“Basically we found a tornado that had an eleven-mile track. The tornado was mostly EF0 which on the scale from 0 to 5 is the lowest scale tornado,” Dan Baumgardt, a meteorologist for NWS said.
Baumgardt said that means the tornado was mostly traveling at speeds around 65 to 80 miles per hour.
“Eleven miles is a pretty good stretch that the tornado was traveling on and it just gives you a better idea of how likely the tornado was to hurt someone or damaged buildings,” Baumgardt said.
He said the surveyors came out to look at the damage and determine where exactly and how fast the tornado was traveling.
“So you’re just trying to build a picture and create a story to determine a wind speed that was associated with that tornado,” Baumgardt said.
He said it’s like being a forensic meteorologist.
Baumgardt said while the tornado did not do much damage, the area should not let its guard down.
“We had a violent tornado in 1968 in Charles City, Iowa, so these tornadoes are out there and they do occur, so you need to stay weather vigilant when you hear the threat for tornadoes is out there,” Baumgardt said.
The Floyd County Sheriff’s Office said there were no injuries reported from the storm and the worst damage was at a hog farm where the roof came off a building.

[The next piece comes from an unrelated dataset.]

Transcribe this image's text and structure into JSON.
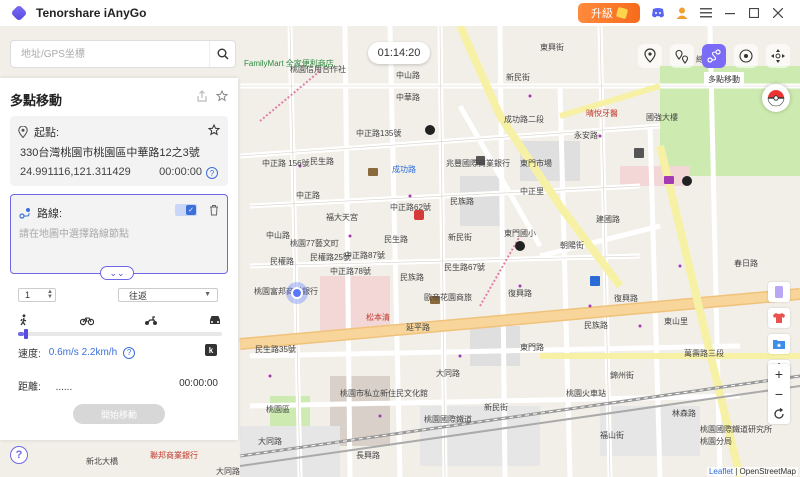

The Floyd County Fair said festivities weren’t affected by the tornadoes. It did rain and everyone sought shelter until the storm passed. There was no damage and the fair will reopen as usual on Tuesday.